Dataset items:
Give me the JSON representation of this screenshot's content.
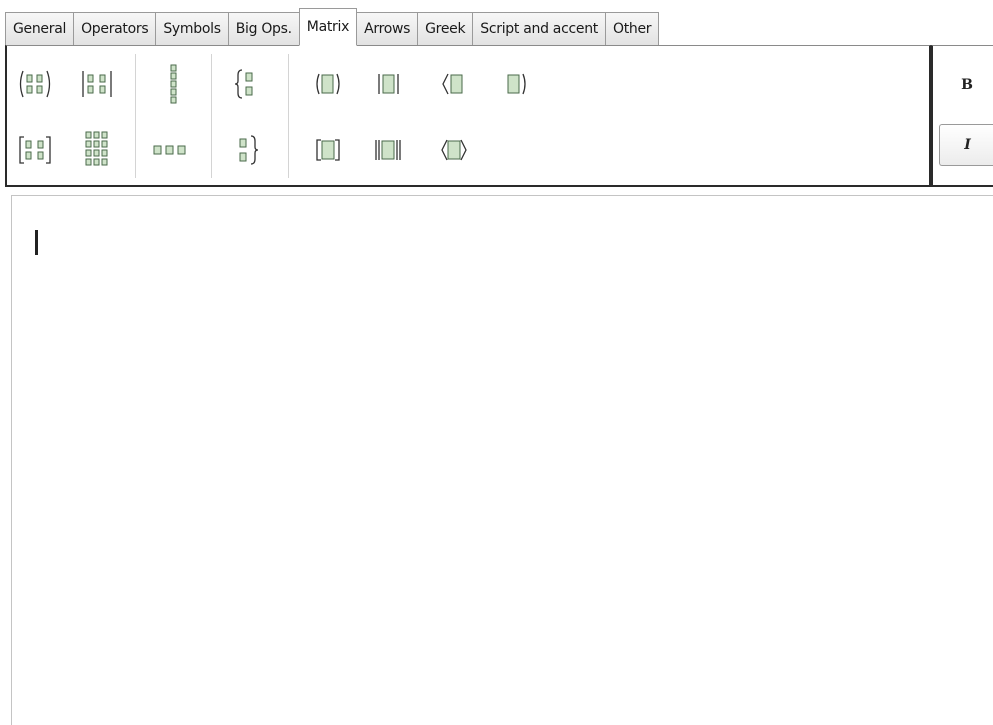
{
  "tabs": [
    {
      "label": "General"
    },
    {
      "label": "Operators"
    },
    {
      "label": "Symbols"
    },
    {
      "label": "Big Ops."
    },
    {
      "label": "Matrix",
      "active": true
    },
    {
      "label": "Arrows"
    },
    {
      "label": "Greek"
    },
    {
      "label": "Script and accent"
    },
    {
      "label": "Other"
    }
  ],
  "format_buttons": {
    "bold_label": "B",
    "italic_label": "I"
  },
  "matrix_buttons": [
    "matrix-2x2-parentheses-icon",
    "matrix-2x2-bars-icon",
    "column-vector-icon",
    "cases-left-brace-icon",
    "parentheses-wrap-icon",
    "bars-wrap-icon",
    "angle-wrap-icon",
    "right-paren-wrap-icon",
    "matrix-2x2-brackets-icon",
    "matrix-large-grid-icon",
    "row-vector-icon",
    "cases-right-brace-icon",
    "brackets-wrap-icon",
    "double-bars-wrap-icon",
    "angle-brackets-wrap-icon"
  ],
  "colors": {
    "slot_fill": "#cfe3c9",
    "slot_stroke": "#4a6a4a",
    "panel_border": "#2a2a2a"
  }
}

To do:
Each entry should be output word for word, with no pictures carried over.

Answer section:
Give me the JSON representation of this screenshot's content.
{
  "tabs": [
    {
      "label": "General"
    },
    {
      "label": "Operators"
    },
    {
      "label": "Symbols"
    },
    {
      "label": "Big Ops."
    },
    {
      "label": "Matrix",
      "active": true
    },
    {
      "label": "Arrows"
    },
    {
      "label": "Greek"
    },
    {
      "label": "Script and accent"
    },
    {
      "label": "Other"
    }
  ],
  "format_buttons": {
    "bold_label": "B",
    "italic_label": "I"
  },
  "matrix_buttons": [
    "matrix-2x2-parentheses-icon",
    "matrix-2x2-bars-icon",
    "column-vector-icon",
    "cases-left-brace-icon",
    "parentheses-wrap-icon",
    "bars-wrap-icon",
    "angle-wrap-icon",
    "right-paren-wrap-icon",
    "matrix-2x2-brackets-icon",
    "matrix-large-grid-icon",
    "row-vector-icon",
    "cases-right-brace-icon",
    "brackets-wrap-icon",
    "double-bars-wrap-icon",
    "angle-brackets-wrap-icon"
  ],
  "colors": {
    "slot_fill": "#cfe3c9",
    "slot_stroke": "#4a6a4a",
    "panel_border": "#2a2a2a"
  }
}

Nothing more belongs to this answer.